A lot of people tend to view Trainspotting (1996) as another example of a slacker film and even associate Lou Reed, another artist famous for his heroin use and much beloved by Trainspotting and the heroin subculture, to slacker culture. I would personally object to this reading, although I recognize the similarities between the two subcultures, due to the enormous despair of Reed and the characters in Trainspotting. These characters do reject social norms in favor of a life of their own choosing, but their incredible suffering and depressive states drive them to the point where, as Reed says in The Velvet Underground’s song Heroin, they try to “nullify their lives”. To me that’s fundamentally different than what a slacker does, although the reason why a slacker acts in the way they act, might be similar to why a heroin addict acts in the way they act. A slacker’s choice of drug will always be a lighter sort of drug like cannabis, which they might or might not use, either recreationally or as a form of self medication, much like in the case of Nick Drake.
For all that can be said about Nick Drake’s life and death it cannot be denied that his music is deeply influential and it could be traced as one of the main inspirations for the entirety of the slacker-rock subgenre of the early 90s.

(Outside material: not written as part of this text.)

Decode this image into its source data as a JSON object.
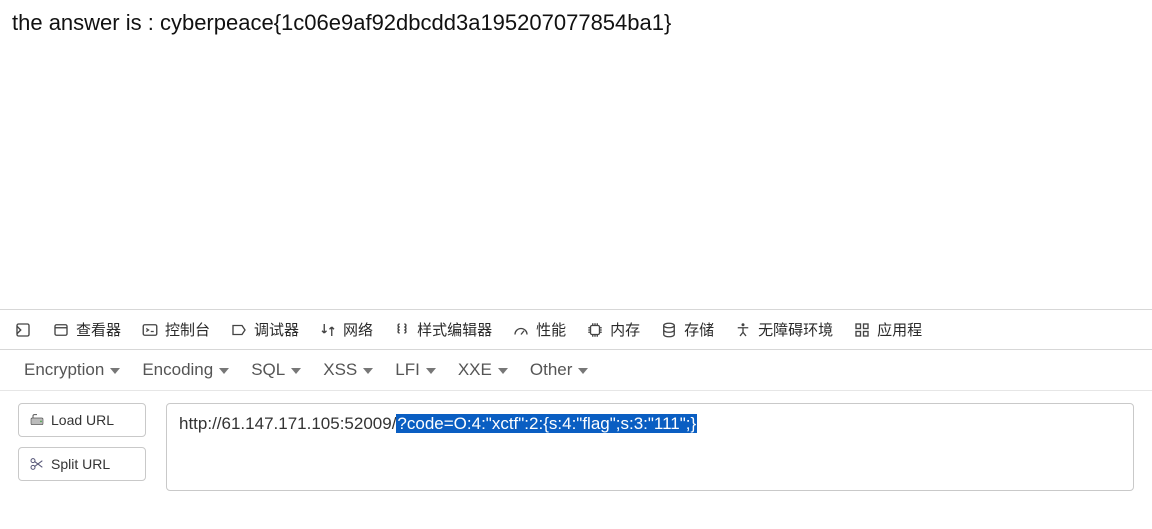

Nick Drake’s masterpiece Pink Moon (1972) was famously adored by the “godfather of Slacker-rock”, Elliott Smith. Leaving aside the extremely intricate sensibilities of Nick Drake, another great influence of Smith is folk in general and in particular Bob Dylan. It’s not hard to imagine why the contentedness and interest folk music and Bob Dylan show in the most humble aspects of life resonates well with slackers.
Another artist that I would personally ascribe to slacker culture is alternative rock goddess Lisa Germano, who is known to the music nerd community as one of Piero Scaruffi’s favorite artists; Germano used to say that yes it was rather depressing to see her venues almost empty, but she also saw some people crying while singing her lyrics and that profound emotional connection that some absolute stranger had with her music was more than enough reason to go on.
“If there’s any kind of magic in this world it must be in the attempt of understanding someone sharing something. I know, it’s almost impossible to succeed but who cares really? The answer must be in the attempt.”
Says Céline in Richard Linklater’s Before Sunrise (1994) and the fleeting relationship portrayed in the film between the two protagonists Jesse and Céline, destined to be with each other only for a day and then to go on with their lives on opposite sides of the Atlantic Ocean, reminds us of those brief, fleeting encounters in Linklater’s Slacker; sure Jesse and Céline go on to meet again, in the following movie of the trilogy, years after their first meeting, but would it have mattered if they hadn’t? Linklater leaves the ending of the first movie open, the viewer won’t know whether Jesse and Céline do meet again, but he tells us that the answer to that question we’ve all been wondering must be in the attempt to form that emotional connection and that is the true essence of slacker philosophy.
Though disillusioned, slackers will try, in their own aimless way, that will probably lead absolutely nowhere, and might seem like a complete waste of time to the outside world, but to them the answer is in that very attempt.